The consultation period ended in January so the results are pending.
Brazil has been making advances with a series of regulations affecting the fintech sector over the last eight years, specifically in the sub-segments of payments, lending (P2P and direct) and crowdfunding.
The first rules for the sector were introduced in 2013 with the aim of stimulating competition: legislation regulating the payment system through cell phones and tablets (Law 12.865/13).
This led payment institutions to start offering mobile payment services but not other financial services, which remain the exclusive domain of banks and other regulated financial institutions.
In 2017, the Securities and Exchange Commission established CVM Instruction 588/17, which regulates public offerings by small companies via electronic platforms for collaborative investment, better known as crowdfunding.

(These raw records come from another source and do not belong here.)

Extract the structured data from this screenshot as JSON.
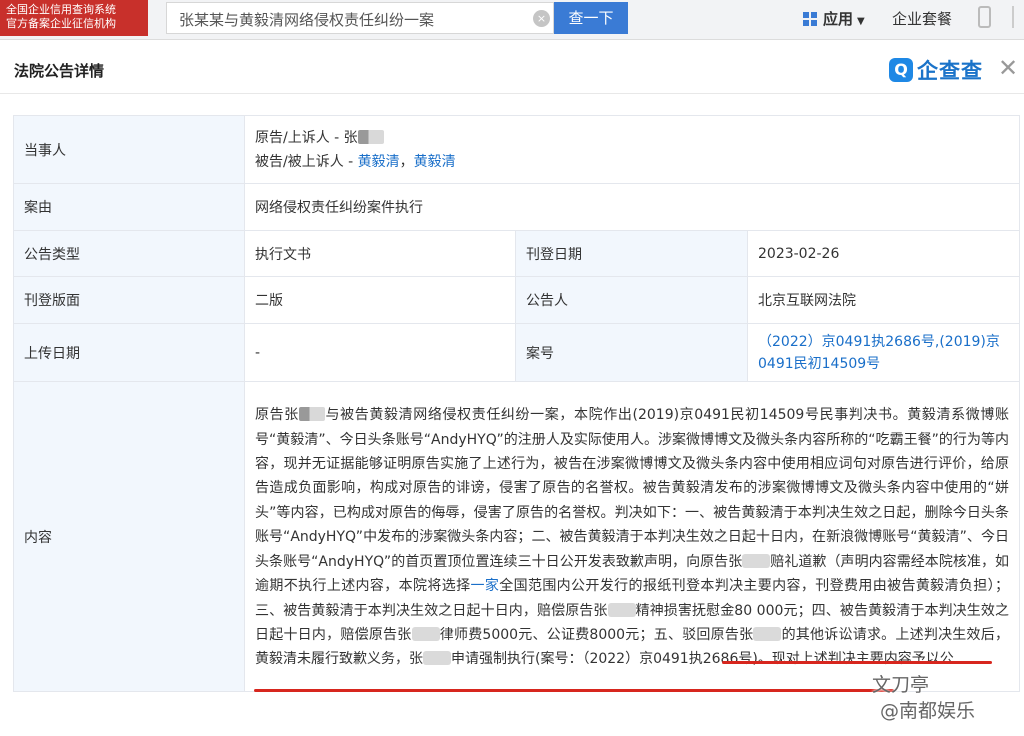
{
  "topbar": {
    "badge_line1": "全国企业信用查询系统",
    "badge_line2": "官方备案企业征信机构",
    "search_value": "张某某与黄毅清网络侵权责任纠纷一案",
    "clear_icon": "×",
    "search_button": "查一下",
    "apps_label": "应用",
    "apps_caret": "▼",
    "plan_label": "企业套餐"
  },
  "modal": {
    "title": "法院公告详情",
    "logo_mark": "Q",
    "logo_name": "企查查",
    "close_icon": "✕"
  },
  "table": {
    "party_label": "当事人",
    "plaintiff_prefix": "原告/上诉人 - 张",
    "defendant_prefix": "被告/被上诉人 - ",
    "defendant_link1": "黄毅清",
    "defendant_sep": "，",
    "defendant_link2": "黄毅清",
    "cause_label": "案由",
    "cause_value": "网络侵权责任纠纷案件执行",
    "type_label": "公告类型",
    "type_value": "执行文书",
    "pubdate_label": "刊登日期",
    "pubdate_value": "2023-02-26",
    "section_label": "刊登版面",
    "section_value": "二版",
    "announcer_label": "公告人",
    "announcer_value": "北京互联网法院",
    "upload_label": "上传日期",
    "upload_value": "-",
    "caseno_label": "案号",
    "caseno_value": "（2022）京0491执2686号,(2019)京0491民初14509号",
    "content_label": "内容",
    "content_p1": "原告张",
    "content_p2": "与被告黄毅清网络侵权责任纠纷一案，本院作出(2019)京0491民初14509号民事判决书。黄毅清系微博账号“黄毅清”、今日头条账号“AndyHYQ”的注册人及实际使用人。涉案微博博文及微头条内容所称的“吃霸王餐”的行为等内容，现并无证据能够证明原告实施了上述行为，被告在涉案微博博文及微头条内容中使用相应词句对原告进行评价，给原告造成负面影响，构成对原告的诽谤，侵害了原告的名誉权。被告黄毅清发布的涉案微博博文及微头条内容中使用的“姘头”等内容，已构成对原告的侮辱，侵害了原告的名誉权。判决如下：一、被告黄毅清于本判决生效之日起，删除今日头条账号“AndyHYQ”中发布的涉案微头条内容；二、被告黄毅清于本判决生效之日起十日内，在新浪微博账号“黄毅清”、今日头条账号“AndyHYQ”的首页置顶位置连续三十日公开发表致歉声明，向原告张",
    "content_p3": "赔礼道歉（声明内容需经本院核准，如逾期不执行上述内容，本院将选择",
    "content_link": "一家",
    "content_p4": "全国范围内公开发行的报纸刊登本判决主要内容，刊登费用由被告黄毅清负担）；三、被告黄毅清于本判决生效之日起十日内，赔偿原告张",
    "content_p5": "精神损害抚慰金80 000元；四、被告黄毅清于本判决生效之日起十日内，赔偿原告张",
    "content_p6": "律师费5000元、公证费8000元；五、驳回原告张",
    "content_p7": "的其他诉讼请求。上述判决生效后，黄毅清未履行致歉义务，张",
    "content_p8": "申请强制执行(案号：（2022）京0491执2686号)。现对上述判决主要内容予以公"
  },
  "watermark": {
    "line1": "文刀亭",
    "line2": "@南都娱乐"
  },
  "colors": {
    "accent": "#3a7bd5",
    "link": "#1a6fc9",
    "badge": "#c8302b",
    "label_bg": "#f2f7fd",
    "underline": "#d7261e"
  }
}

The following year, the Central Bank issued Resolution No. 4,656, which authorizes digital lenders to act either as direct lenders - Sociedad de Crédito Directo (SCD) - or Peer to Peer lenders - Sociedad entre Personas, (SEP).
What the experts say:
Brazil’s Central Bank has added new rules, such as the Pix Regulation, as the market has evolved. It has found a route for regulating new business models and could continue along this path.
However, some segments have complained that competition is intensifying as fintechs have expanded and that warrants clearer rules. The monetary authority may be trying to address this regulatory “asymmetry” between the traditional businesses and the new players.
“One of the main things that this regulation intends to do is to change the [regulatory] burden for some of the institutions that operate in the payment system, bringing in rules that make them more onerous,” said Marcela Matiuzzo, partner at VMCA Advogados.
This is an issue that is very present in the debate about finance in Brazil and should be reflected in regulation soon, according to Matiuzzo. However, there is currently no rule that alters the balance between the two sides.
“I don't know if it [a Fintech Law for Brazil] would be that useful. I think we have found other ways to potentially achieve the benefits that a fintech law could bring us, due to the very active participation of the Central Bank in making specific regulation for the system.”
Nevertheless, the lawyer said the context in Brazil is becoming increasingly complex due to the proliferation of important players and they will have to wait for the authorities next moves to see how the regulatory balance stabilizes.
“What will the Central Bank do? Will it stand its ground? The Bank has tried to inject competition into the market and has responded to some extent to this need for technological innovation. We have a lot of examples of that, such as open banking, so I think they are really worried about us and are trying to do something about it,” Matiuzzo said.